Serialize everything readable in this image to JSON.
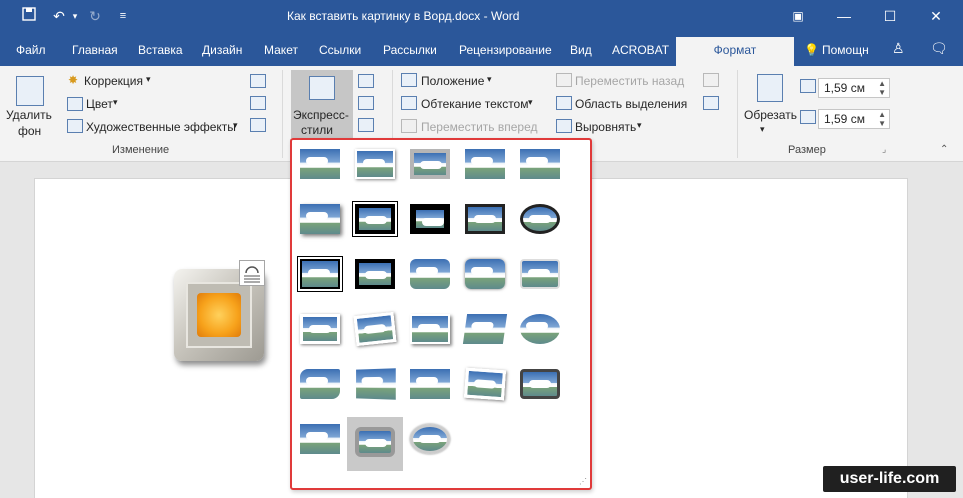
{
  "window": {
    "title": "Как вставить картинку в Ворд.docx - Word",
    "qa_icons": [
      "save-icon",
      "undo-icon",
      "redo-icon",
      "customize-icon"
    ],
    "controls": [
      "ribbon-display-icon",
      "minimize-icon",
      "maximize-icon",
      "close-icon"
    ]
  },
  "tabs": [
    {
      "label": "Файл"
    },
    {
      "label": "Главная"
    },
    {
      "label": "Вставка"
    },
    {
      "label": "Дизайн"
    },
    {
      "label": "Макет"
    },
    {
      "label": "Ссылки"
    },
    {
      "label": "Рассылки"
    },
    {
      "label": "Рецензирование"
    },
    {
      "label": "Вид"
    },
    {
      "label": "ACROBAT"
    },
    {
      "label": "Формат"
    }
  ],
  "tell_me": "Помощн",
  "ribbon": {
    "remove_bg_line1": "Удалить",
    "remove_bg_line2": "фон",
    "correction": "Коррекция",
    "color": "Цвет",
    "artistic": "Художественные эффекты",
    "group_adjust": "Изменение",
    "quick_styles_line1": "Экспресс-",
    "quick_styles_line2": "стили",
    "position": "Положение",
    "wrap_text": "Обтекание текстом",
    "bring_forward": "Переместить вперед",
    "send_backward": "Переместить назад",
    "selection_pane": "Область выделения",
    "align": "Выровнять",
    "crop": "Обрезать",
    "height": "1,59 см",
    "width": "1,59 см",
    "group_size": "Размер"
  },
  "gallery": {
    "styles": 28,
    "selected_index": 26
  },
  "watermark": "user-life.com",
  "colors": {
    "accent": "#2b579a",
    "highlight_border": "#e03a3a"
  }
}
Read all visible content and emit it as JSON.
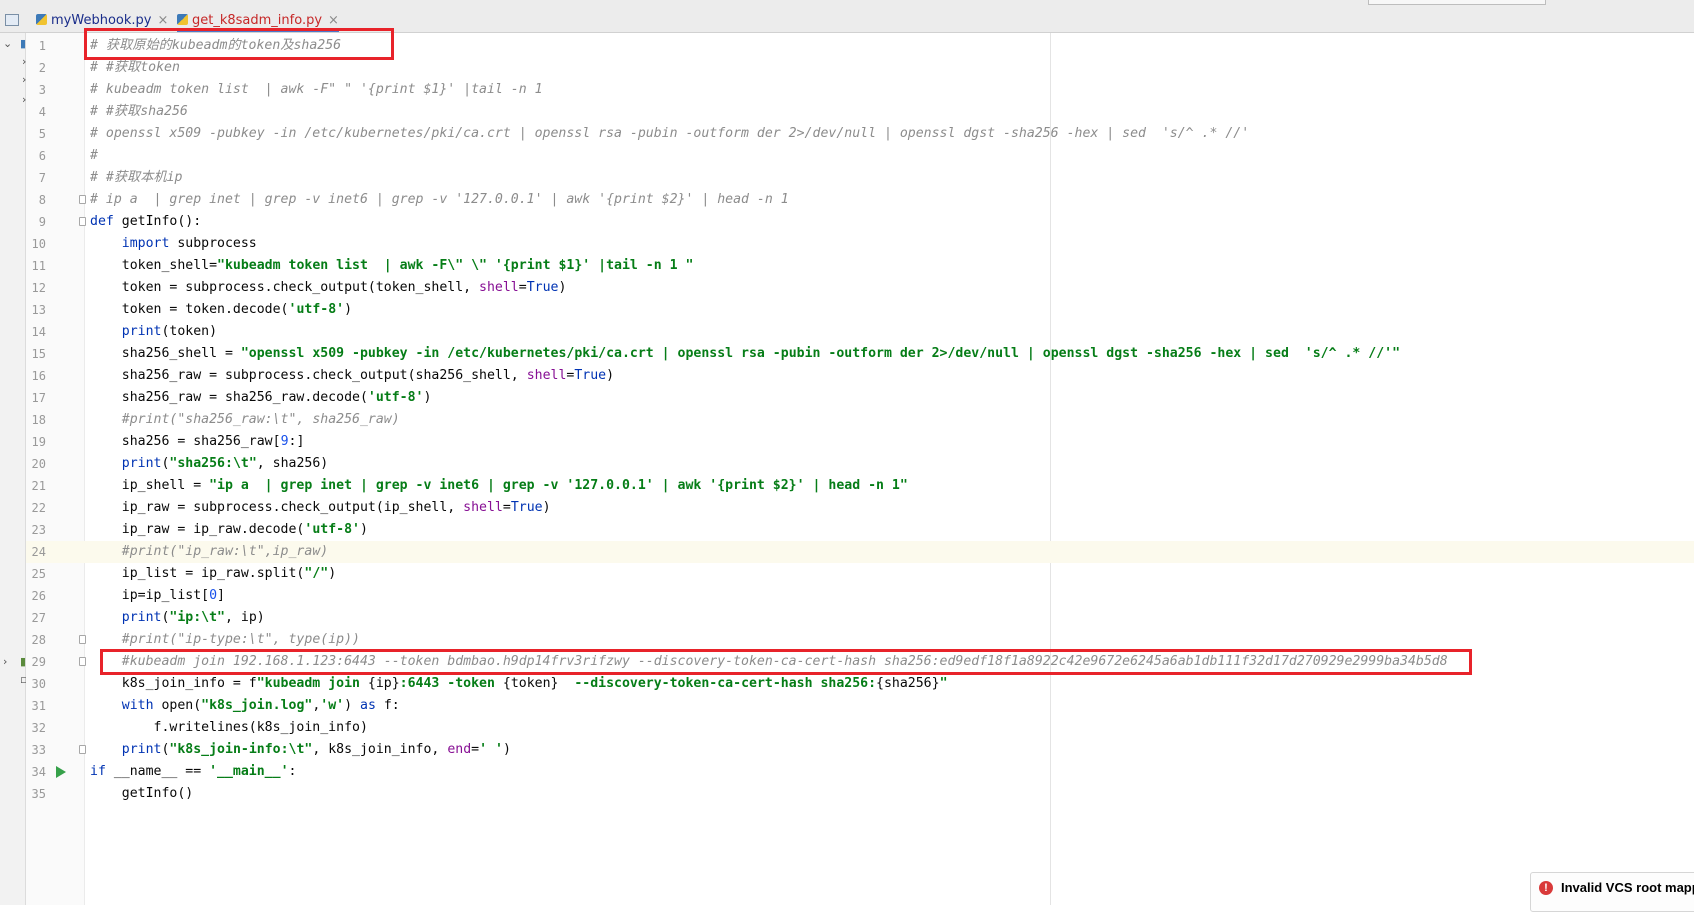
{
  "tabs": [
    {
      "label": "myWebhook.py",
      "close": "×"
    },
    {
      "label": "get_k8sadm_info.py",
      "close": "×"
    }
  ],
  "notification": {
    "icon": "!",
    "message": "Invalid VCS root mapp"
  },
  "editor": {
    "current_line": 24,
    "lines": [
      {
        "n": "1",
        "html": "<span class=\"c\"># 获取原始的kubeadm的token及sha256</span>"
      },
      {
        "n": "2",
        "html": "<span class=\"c\"># #获取token</span>"
      },
      {
        "n": "3",
        "html": "<span class=\"c\"># kubeadm token list  | awk -F\" \" '{print $1}' |tail -n 1</span>"
      },
      {
        "n": "4",
        "html": "<span class=\"c\"># #获取sha256</span>"
      },
      {
        "n": "5",
        "html": "<span class=\"c\"># openssl x509 -pubkey -in /etc/kubernetes/pki/ca.crt | openssl rsa -pubin -outform der 2>/dev/null | openssl dgst -sha256 -hex | sed  's/^ .* //'</span>"
      },
      {
        "n": "6",
        "html": "<span class=\"c\">#</span>"
      },
      {
        "n": "7",
        "html": "<span class=\"c\"># #获取本机ip</span>"
      },
      {
        "n": "8",
        "html": "<span class=\"c\"># ip a  | grep inet | grep -v inet6 | grep -v '127.0.0.1' | awk '{print $2}' | head -n 1</span>"
      },
      {
        "n": "9",
        "html": "<span class=\"k\">def</span> getInfo():"
      },
      {
        "n": "10",
        "html": "    <span class=\"k\">import</span> subprocess"
      },
      {
        "n": "11",
        "html": "    token_shell=<span class=\"s\">\"kubeadm token list  | awk -F\\\" \\\" '{print $1}' |tail -n 1 \"</span>"
      },
      {
        "n": "12",
        "html": "    token = subprocess.check_output(token_shell, <span class=\"p\">shell</span>=<span class=\"k\">True</span>)"
      },
      {
        "n": "13",
        "html": "    token = token.decode(<span class=\"s\">'utf-8'</span>)"
      },
      {
        "n": "14",
        "html": "    <span class=\"k\">print</span>(token)"
      },
      {
        "n": "15",
        "html": "    sha256_shell = <span class=\"s\">\"openssl x509 -pubkey -in /etc/kubernetes/pki/ca.crt | openssl rsa -pubin -outform der 2>/dev/null | openssl dgst -sha256 -hex | sed  's/^ .* //'\"</span>"
      },
      {
        "n": "16",
        "html": "    sha256_raw = subprocess.check_output(sha256_shell, <span class=\"p\">shell</span>=<span class=\"k\">True</span>)"
      },
      {
        "n": "17",
        "html": "    sha256_raw = sha256_raw.decode(<span class=\"s\">'utf-8'</span>)"
      },
      {
        "n": "18",
        "html": "    <span class=\"c\">#print(\"sha256_raw:\\t\", sha256_raw)</span>"
      },
      {
        "n": "19",
        "html": "    sha256 = sha256_raw[<span class=\"n\">9</span>:]"
      },
      {
        "n": "20",
        "html": "    <span class=\"k\">print</span>(<span class=\"s\">\"sha256:\\t\"</span>, sha256)"
      },
      {
        "n": "21",
        "html": "    ip_shell = <span class=\"s\">\"ip a  | grep inet | grep -v inet6 | grep -v '127.0.0.1' | awk '{print $2}' | head -n 1\"</span>"
      },
      {
        "n": "22",
        "html": "    ip_raw = subprocess.check_output(ip_shell, <span class=\"p\">shell</span>=<span class=\"k\">True</span>)"
      },
      {
        "n": "23",
        "html": "    ip_raw = ip_raw.decode(<span class=\"s\">'utf-8'</span>)"
      },
      {
        "n": "24",
        "html": "    <span class=\"c\">#print(\"ip_raw:\\t\",ip_raw)</span>"
      },
      {
        "n": "25",
        "html": "    ip_list = ip_raw.split(<span class=\"s\">\"/\"</span>)"
      },
      {
        "n": "26",
        "html": "    ip=ip_list[<span class=\"n\">0</span>]"
      },
      {
        "n": "27",
        "html": "    <span class=\"k\">print</span>(<span class=\"s\">\"ip:\\t\"</span>, ip)"
      },
      {
        "n": "28",
        "html": "    <span class=\"c\">#print(\"ip-type:\\t\", type(ip))</span>"
      },
      {
        "n": "29",
        "html": "    <span class=\"c\">#kubeadm join 192.168.1.123:6443 --token bdmbao.h9dp14frv3rifzwy --discovery-token-ca-cert-hash sha256:ed9edf18f1a8922c42e9672e6245a6ab1db111f32d17d270929e2999ba34b5d8</span>"
      },
      {
        "n": "30",
        "html": "    k8s_join_info = f<span class=\"s\">\"kubeadm join </span>{ip}<span class=\"s\">:6443 -token </span>{token}<span class=\"s\">  --discovery-token-ca-cert-hash sha256:</span>{sha256}<span class=\"s\">\"</span>"
      },
      {
        "n": "31",
        "html": "    <span class=\"k\">with</span> open(<span class=\"s\">\"k8s_join.log\"</span>,<span class=\"s\">'w'</span>) <span class=\"k\">as</span> f:"
      },
      {
        "n": "32",
        "html": "        f.writelines(k8s_join_info)"
      },
      {
        "n": "33",
        "html": "    <span class=\"k\">print</span>(<span class=\"s\">\"k8s_join-info:\\t\"</span>, k8s_join_info, <span class=\"p\">end</span>=<span class=\"s\">' '</span>)"
      },
      {
        "n": "34",
        "html": "<span class=\"k\">if</span> __name__ == <span class=\"s\">'__main__'</span>:"
      },
      {
        "n": "35",
        "html": "    getInfo()"
      }
    ]
  }
}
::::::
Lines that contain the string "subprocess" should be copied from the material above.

        "html": "    <span class=\"k\">import</span> subprocess"
        "html": "    token = subprocess.check_output(token_shell, <span class=\"p\">shell</span>=<span class=\"k\">True</span>)"
        "html": "    sha256_raw = subprocess.check_output(sha256_shell, <span class=\"p\">shell</span>=<span class=\"k\">True</span>)"
        "html": "    ip_raw = subprocess.check_output(ip_shell, <span class=\"p\">shell</span>=<span class=\"k\">True</span>)"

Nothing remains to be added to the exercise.